Instructions to follow: Apart from the pictures, every line below needs to be reproduced verbatim.

Provided material:
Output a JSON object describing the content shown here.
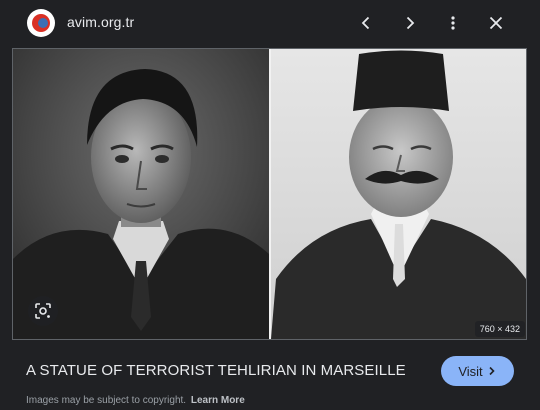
{
  "header": {
    "site_domain": "avim.org.tr",
    "icons": [
      "site-favicon",
      "chevron-left-icon",
      "chevron-right-icon",
      "more-vert-icon",
      "close-icon"
    ]
  },
  "image": {
    "dimensions_badge": "760 × 432",
    "lens_icon": "google-lens-icon"
  },
  "caption": {
    "title": "A STATUE OF TERRORIST TEHLIRIAN IN MARSEILLE",
    "visit_label": "Visit",
    "visit_icon": "chevron-right-icon"
  },
  "footer": {
    "disclaimer": "Images may be subject to copyright.",
    "learn_more": "Learn More"
  },
  "colors": {
    "background": "#202124",
    "accent_button": "#8ab4f8",
    "primary_text": "#e8eaed",
    "muted_text": "#9aa0a6"
  }
}
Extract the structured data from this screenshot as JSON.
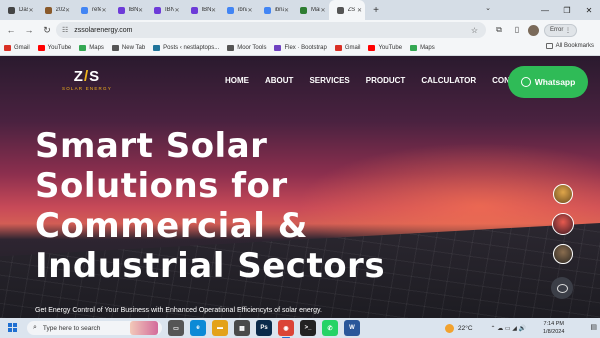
{
  "browser": {
    "tabs": [
      {
        "title": "Dashb",
        "icon": "dashboard-icon",
        "color": "#444444"
      },
      {
        "title": "2023 :",
        "icon": "document-icon",
        "color": "#8a5a2b"
      },
      {
        "title": "refere",
        "icon": "google-icon",
        "color": "#4285f4"
      },
      {
        "title": "IBN-I",
        "icon": "bookmark-icon",
        "color": "#6d3bd8"
      },
      {
        "title": "IBN-I",
        "icon": "bookmark-icon",
        "color": "#6d3bd8"
      },
      {
        "title": "IBN-I",
        "icon": "bookmark-icon",
        "color": "#6d3bd8"
      },
      {
        "title": "ibna",
        "icon": "google-icon",
        "color": "#4285f4"
      },
      {
        "title": "ibna",
        "icon": "google-icon",
        "color": "#4285f4"
      },
      {
        "title": "Man",
        "icon": "image-icon",
        "color": "#2e7d32"
      },
      {
        "title": "ZS Sc",
        "icon": "site-icon",
        "color": "#555555"
      }
    ],
    "url": "zssolarenergy.com",
    "error_label": "Error",
    "bookmarks": [
      {
        "label": "Gmail",
        "icon": "gmail-icon",
        "color": "#d93025"
      },
      {
        "label": "YouTube",
        "icon": "youtube-icon",
        "color": "#ff0000"
      },
      {
        "label": "Maps",
        "icon": "maps-icon",
        "color": "#34a853"
      },
      {
        "label": "New Tab",
        "icon": "settings-icon",
        "color": "#555555"
      },
      {
        "label": "Posts ‹ nestlaptops...",
        "icon": "wordpress-icon",
        "color": "#21759b"
      },
      {
        "label": "Moor Tools",
        "icon": "settings-icon",
        "color": "#555555"
      },
      {
        "label": "Flex · Bootstrap",
        "icon": "page-icon",
        "color": "#6f42c1"
      },
      {
        "label": "Gmail",
        "icon": "gmail-icon",
        "color": "#d93025"
      },
      {
        "label": "YouTube",
        "icon": "youtube-icon",
        "color": "#ff0000"
      },
      {
        "label": "Maps",
        "icon": "maps-icon",
        "color": "#34a853"
      }
    ],
    "all_bookmarks": "All Bookmarks"
  },
  "site": {
    "logo_text": "Z/S",
    "logo_tagline": "SOLAR ENERGY",
    "nav": [
      "HOME",
      "ABOUT",
      "SERVICES",
      "PRODUCT",
      "CALCULATOR",
      "CONTACT"
    ],
    "whatsapp_label": "Whatsapp",
    "hero_title": "Smart Solar Solutions for Commercial & Industrial Sectors",
    "hero_subtitle": "Get Energy Control of Your Business with Enhanced Operational Efficiencyts of solar energy."
  },
  "taskbar": {
    "search_placeholder": "Type here to search",
    "temperature": "22°C",
    "time": "7:14 PM",
    "date": "1/8/2024",
    "apps": [
      {
        "name": "task-view-icon",
        "color": "#555555",
        "glyph": "▭"
      },
      {
        "name": "edge-icon",
        "color": "#0c8ad6",
        "glyph": "e"
      },
      {
        "name": "file-explorer-icon",
        "color": "#e3a21a",
        "glyph": "▬"
      },
      {
        "name": "store-icon",
        "color": "#4a4a4a",
        "glyph": "▦"
      },
      {
        "name": "photoshop-icon",
        "color": "#0a2a4a",
        "glyph": "Ps"
      },
      {
        "name": "chrome-icon",
        "color": "#db4437",
        "glyph": "◉"
      },
      {
        "name": "terminal-icon",
        "color": "#222222",
        "glyph": ">_"
      },
      {
        "name": "whatsapp-icon",
        "color": "#25d366",
        "glyph": "✆"
      },
      {
        "name": "word-icon",
        "color": "#2b579a",
        "glyph": "W"
      }
    ]
  }
}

Solution below:
Output a JSON object describing the content shown here.
{
  "header": {
    "site_domain": "avim.org.tr",
    "icons": [
      "site-favicon",
      "chevron-left-icon",
      "chevron-right-icon",
      "more-vert-icon",
      "close-icon"
    ]
  },
  "image": {
    "dimensions_badge": "760 × 432",
    "lens_icon": "google-lens-icon"
  },
  "caption": {
    "title": "A STATUE OF TERRORIST TEHLIRIAN IN MARSEILLE",
    "visit_label": "Visit",
    "visit_icon": "chevron-right-icon"
  },
  "footer": {
    "disclaimer": "Images may be subject to copyright.",
    "learn_more": "Learn More"
  },
  "colors": {
    "background": "#202124",
    "accent_button": "#8ab4f8",
    "primary_text": "#e8eaed",
    "muted_text": "#9aa0a6"
  }
}
Extract the structured data from this screenshot as JSON.
{
  "browser": {
    "tabs": [
      {
        "title": "Dashb",
        "icon": "dashboard-icon",
        "color": "#444444"
      },
      {
        "title": "2023 :",
        "icon": "document-icon",
        "color": "#8a5a2b"
      },
      {
        "title": "refere",
        "icon": "google-icon",
        "color": "#4285f4"
      },
      {
        "title": "IBN-I",
        "icon": "bookmark-icon",
        "color": "#6d3bd8"
      },
      {
        "title": "IBN-I",
        "icon": "bookmark-icon",
        "color": "#6d3bd8"
      },
      {
        "title": "IBN-I",
        "icon": "bookmark-icon",
        "color": "#6d3bd8"
      },
      {
        "title": "ibna",
        "icon": "google-icon",
        "color": "#4285f4"
      },
      {
        "title": "ibna",
        "icon": "google-icon",
        "color": "#4285f4"
      },
      {
        "title": "Man",
        "icon": "image-icon",
        "color": "#2e7d32"
      },
      {
        "title": "ZS Sc",
        "icon": "site-icon",
        "color": "#555555"
      }
    ],
    "url": "zssolarenergy.com",
    "error_label": "Error",
    "bookmarks": [
      {
        "label": "Gmail",
        "icon": "gmail-icon",
        "color": "#d93025"
      },
      {
        "label": "YouTube",
        "icon": "youtube-icon",
        "color": "#ff0000"
      },
      {
        "label": "Maps",
        "icon": "maps-icon",
        "color": "#34a853"
      },
      {
        "label": "New Tab",
        "icon": "settings-icon",
        "color": "#555555"
      },
      {
        "label": "Posts ‹ nestlaptops...",
        "icon": "wordpress-icon",
        "color": "#21759b"
      },
      {
        "label": "Moor Tools",
        "icon": "settings-icon",
        "color": "#555555"
      },
      {
        "label": "Flex · Bootstrap",
        "icon": "page-icon",
        "color": "#6f42c1"
      },
      {
        "label": "Gmail",
        "icon": "gmail-icon",
        "color": "#d93025"
      },
      {
        "label": "YouTube",
        "icon": "youtube-icon",
        "color": "#ff0000"
      },
      {
        "label": "Maps",
        "icon": "maps-icon",
        "color": "#34a853"
      }
    ],
    "all_bookmarks": "All Bookmarks"
  },
  "site": {
    "logo_text": "Z/S",
    "logo_tagline": "SOLAR ENERGY",
    "nav": [
      "HOME",
      "ABOUT",
      "SERVICES",
      "PRODUCT",
      "CALCULATOR",
      "CONTACT"
    ],
    "whatsapp_label": "Whatsapp",
    "hero_title": "Smart Solar Solutions for Commercial & Industrial Sectors",
    "hero_subtitle": "Get Energy Control of Your Business with Enhanced Operational Efficiencyts of solar energy."
  },
  "taskbar": {
    "search_placeholder": "Type here to search",
    "temperature": "22°C",
    "time": "7:14 PM",
    "date": "1/8/2024",
    "apps": [
      {
        "name": "task-view-icon",
        "color": "#555555",
        "glyph": "▭"
      },
      {
        "name": "edge-icon",
        "color": "#0c8ad6",
        "glyph": "e"
      },
      {
        "name": "file-explorer-icon",
        "color": "#e3a21a",
        "glyph": "▬"
      },
      {
        "name": "store-icon",
        "color": "#4a4a4a",
        "glyph": "▦"
      },
      {
        "name": "photoshop-icon",
        "color": "#0a2a4a",
        "glyph": "Ps"
      },
      {
        "name": "chrome-icon",
        "color": "#db4437",
        "glyph": "◉"
      },
      {
        "name": "terminal-icon",
        "color": "#222222",
        "glyph": ">_"
      },
      {
        "name": "whatsapp-icon",
        "color": "#25d366",
        "glyph": "✆"
      },
      {
        "name": "word-icon",
        "color": "#2b579a",
        "glyph": "W"
      }
    ]
  }
}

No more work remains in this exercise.